Nirmala Maulana Achmad, Jakarta – The government is being asked to set history straight on incidents of past gross human rights violations by writing an official national history book.
The request was conveyed through a declaration initiated by Amnesty International Executive Director Usman Hamid, former Indonesia Attorney General Marzuki Darusman, Indonesian Human Rights Watch (Imparsial) Director Gufron Mabruri and a number of historians at the Amnesty International offices in Central Jakarta on Tuesday August 29.
National Research and Innovation Agency (BRIN) historian and research professor Asvi Warman Adam said that the government has already prepared a budget or funding for writing a history of past violations.
"Anyone can write their own history, but the government is not willing to write an official history book. We want or are conveying a view that is different, that the state should write an official history, a national history", said Warman at a press conference.
Warman said that the history of past human rights violations that is being used for textbooks in schools today, does not fulfill the principles of definitive reference.
"It can be protested or it should be improved.
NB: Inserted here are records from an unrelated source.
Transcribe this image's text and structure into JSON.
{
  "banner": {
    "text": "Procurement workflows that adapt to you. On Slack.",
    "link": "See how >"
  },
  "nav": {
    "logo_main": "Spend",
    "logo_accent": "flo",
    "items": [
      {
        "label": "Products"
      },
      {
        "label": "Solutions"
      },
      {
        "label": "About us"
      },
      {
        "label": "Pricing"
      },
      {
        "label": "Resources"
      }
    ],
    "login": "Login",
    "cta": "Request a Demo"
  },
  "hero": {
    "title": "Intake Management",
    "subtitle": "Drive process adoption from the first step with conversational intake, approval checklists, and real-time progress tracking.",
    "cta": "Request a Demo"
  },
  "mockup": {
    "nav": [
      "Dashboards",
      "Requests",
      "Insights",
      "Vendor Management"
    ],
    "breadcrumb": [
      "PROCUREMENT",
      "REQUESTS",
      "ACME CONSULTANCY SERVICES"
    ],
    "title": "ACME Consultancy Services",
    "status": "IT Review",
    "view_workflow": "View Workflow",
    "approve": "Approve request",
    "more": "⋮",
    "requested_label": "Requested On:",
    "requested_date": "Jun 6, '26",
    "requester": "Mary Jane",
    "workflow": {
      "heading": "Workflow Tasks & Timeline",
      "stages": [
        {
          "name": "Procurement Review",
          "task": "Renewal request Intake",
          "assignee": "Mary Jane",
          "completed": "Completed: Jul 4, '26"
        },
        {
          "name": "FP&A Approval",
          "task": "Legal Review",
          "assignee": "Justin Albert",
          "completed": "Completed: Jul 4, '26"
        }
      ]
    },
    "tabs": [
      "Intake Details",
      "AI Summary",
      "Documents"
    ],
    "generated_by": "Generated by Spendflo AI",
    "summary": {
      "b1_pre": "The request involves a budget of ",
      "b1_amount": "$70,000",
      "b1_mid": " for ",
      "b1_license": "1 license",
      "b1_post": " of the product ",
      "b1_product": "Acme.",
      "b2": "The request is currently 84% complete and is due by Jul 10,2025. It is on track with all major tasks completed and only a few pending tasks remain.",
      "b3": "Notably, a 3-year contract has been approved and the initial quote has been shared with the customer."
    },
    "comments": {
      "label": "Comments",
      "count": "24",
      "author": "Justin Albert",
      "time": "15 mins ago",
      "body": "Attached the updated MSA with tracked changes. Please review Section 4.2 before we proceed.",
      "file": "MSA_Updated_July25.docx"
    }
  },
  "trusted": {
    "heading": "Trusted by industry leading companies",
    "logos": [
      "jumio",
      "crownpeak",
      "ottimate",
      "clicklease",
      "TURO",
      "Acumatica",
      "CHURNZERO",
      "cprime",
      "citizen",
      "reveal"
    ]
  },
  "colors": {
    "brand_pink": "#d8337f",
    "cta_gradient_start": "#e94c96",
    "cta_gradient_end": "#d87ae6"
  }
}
We think improvements or the rewriting of historical guidelines is important, because it will also be used as a basis for historical teachings in the future", said Warman.
Speaking on the same occasion, the author of senior high school and its equivalent history textbooks, Ratna Hapsari, took the example of the word "PKI" – referring to the now-defunct Indonesian Communist Party – having to be included in text books.
"[If] we talk about the G30S [30 September Movement]. If it's not referred to as G30S-PKI it will be rejected by the publisher. This has to be fixed. So there must be the term G30S-PKI. Yet stories about the PKI itself are not just found in national books or reference books as they're termed", said Hapsari.
"That is what must then be fixed or revised. Their contents re-corrected", said the woman who has been writing about history since 2006.
The government, through Coordinating Minister for Security, Politics and Legal Affairs Mahfud MD and Justice and Human Rights Minister Yasonna Laoly, are currently meeting with exiles of the 1965 affair in Europe.
Mahfud and Laoly have said that the government is committed to restoring the constructional rights of exiles who were living or working overseas in 1965 and had their citizenship revoked for alleged links to the PKI.
In January, President Joko "Jokowi" Widodo publically acknowledged that 12 gross human rights incidents had occurred in Indonesia, one of which was the 1965-1966 affair. The government has also begun dealing with cases of past abuses through non-judicial mechanism.
The kick off for the implementation of recommendations by the Team for the Non-Judicial Resolution of Past Gross Human Rights Violations (PPHAM) took place at the Geudong torture house (Rumoh Geudong) in Pidie district, Aceh on June 17.
The acronym G30S-PKI or September 30 Movement-Indonesian Communist Party refers to the alleged coup attempt in 1965 that the New Order regime of former President Suharto blamed on the PKI and used as a pretext to mount a bloody counter-revolution in which as many as 1 million communists and left wing sympathisers were killed. The G30S itself was a grouping of middle ranking officers who kidnapped and killed six generals whom they accused of organising a coup against founding president Sukarno. Since Suharto's overthrow in 1998 however, the involvement of the PKI in the G30S affair has been publicly questioned and it is now generally referred to only by the acronym G30S. Despite this, the Attorney General's Office has continued confiscating history school books that fail to mention the PKI's involvement in the affair.
[Translated by James Balowski. The original title of the article was "Pemerintah Diminta Luruskan Sejarah Terkait Pelanggaran HAM Berat Masa Lalu lewat Buku".]